The article cites South Korean scientists who have “cooked mealworms, or beetle larvae, along with sugar to create ‘meat.’” Then aimed to normalize this procedure by assuring readers that the protein alternative “tastes authentic.”
Dr. Hee Cho, who is the project leader from Wonkwang University, said the following about this new glorified progressive trend: “Recently, eating insects has become of interest because of the increasing cost of animal protein, as well as the associated environmental issues.”
“Insects are a nutritious and healthy food source with high amounts of fatty acids, vitamins, minerals, fiber and high-quality protein — which is like that of meat,” Cho added.
Critics have speculated that this normalization of bugs as food is a tactic for combating the rise in cost of goods and our emerging energy crisis. All under the guise of health and environmental reasons.
Moreover, the same critics argue that those pushing this “new normal” will start with something like Grasshoppers (since “Chapulines” are typical in parts of Asia, South America, and Mexico). Then they will move towards normalizing the far more “out there” alternatives like cockroach milk.
Celebrities like Robert Downey Jr., Nicole Kidman, and Kim Kardashian have joined in on the bug train too. Convincing their heavily liberal audiences of the benefits of these protein alternatives. While selling the idea that the change is not monumental.
Americans who do not want to eat insects have become increasingly skeptical of the whole initiative. Especially after learning that snack foods are now being made with insects (often without consumer knowledge) as a primary ingredient.

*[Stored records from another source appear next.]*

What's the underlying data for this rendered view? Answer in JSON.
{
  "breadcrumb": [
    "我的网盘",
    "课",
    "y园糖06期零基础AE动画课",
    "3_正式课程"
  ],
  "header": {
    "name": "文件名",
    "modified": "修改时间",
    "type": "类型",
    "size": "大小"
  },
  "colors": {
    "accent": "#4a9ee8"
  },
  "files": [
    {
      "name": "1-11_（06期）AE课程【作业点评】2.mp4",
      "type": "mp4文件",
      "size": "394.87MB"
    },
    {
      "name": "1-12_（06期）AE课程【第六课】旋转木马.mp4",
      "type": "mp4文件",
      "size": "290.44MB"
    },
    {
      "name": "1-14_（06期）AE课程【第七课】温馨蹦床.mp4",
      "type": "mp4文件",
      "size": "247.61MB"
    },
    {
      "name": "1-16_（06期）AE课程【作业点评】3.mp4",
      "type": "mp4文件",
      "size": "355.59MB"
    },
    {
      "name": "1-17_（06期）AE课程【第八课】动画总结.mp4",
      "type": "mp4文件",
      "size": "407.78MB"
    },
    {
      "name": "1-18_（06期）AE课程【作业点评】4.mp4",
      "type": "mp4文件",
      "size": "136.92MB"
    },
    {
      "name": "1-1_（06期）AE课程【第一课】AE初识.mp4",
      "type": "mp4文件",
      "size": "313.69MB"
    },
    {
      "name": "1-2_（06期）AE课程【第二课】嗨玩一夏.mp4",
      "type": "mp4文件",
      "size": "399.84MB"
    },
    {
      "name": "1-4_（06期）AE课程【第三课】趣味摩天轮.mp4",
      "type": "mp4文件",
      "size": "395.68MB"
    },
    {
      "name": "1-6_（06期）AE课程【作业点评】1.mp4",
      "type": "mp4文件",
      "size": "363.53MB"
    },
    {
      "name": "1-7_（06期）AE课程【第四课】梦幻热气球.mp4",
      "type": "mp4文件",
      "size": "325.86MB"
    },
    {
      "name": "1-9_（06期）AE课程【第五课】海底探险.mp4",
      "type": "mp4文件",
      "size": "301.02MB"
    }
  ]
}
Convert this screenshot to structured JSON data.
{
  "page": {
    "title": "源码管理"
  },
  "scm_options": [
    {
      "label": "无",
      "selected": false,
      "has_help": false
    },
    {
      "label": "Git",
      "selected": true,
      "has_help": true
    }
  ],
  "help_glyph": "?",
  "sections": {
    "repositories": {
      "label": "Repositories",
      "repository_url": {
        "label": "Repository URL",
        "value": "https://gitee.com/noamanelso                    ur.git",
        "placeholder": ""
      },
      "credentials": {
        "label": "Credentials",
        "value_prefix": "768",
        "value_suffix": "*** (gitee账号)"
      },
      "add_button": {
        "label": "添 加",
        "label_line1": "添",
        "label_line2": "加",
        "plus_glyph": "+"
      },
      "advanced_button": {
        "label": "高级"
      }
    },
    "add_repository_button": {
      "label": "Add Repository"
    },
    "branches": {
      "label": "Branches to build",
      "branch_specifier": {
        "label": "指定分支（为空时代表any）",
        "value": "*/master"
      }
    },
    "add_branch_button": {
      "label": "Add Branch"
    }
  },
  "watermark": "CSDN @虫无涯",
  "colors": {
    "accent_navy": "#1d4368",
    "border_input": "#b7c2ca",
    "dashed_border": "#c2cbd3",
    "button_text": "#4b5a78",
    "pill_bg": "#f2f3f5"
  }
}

For example, a Canadian food brand called ActuallyFoods lists Organic Cricket Flour as one of its ingredients. And Canada also recently announced that it has completed its construction of the world’s largest cricket production facility.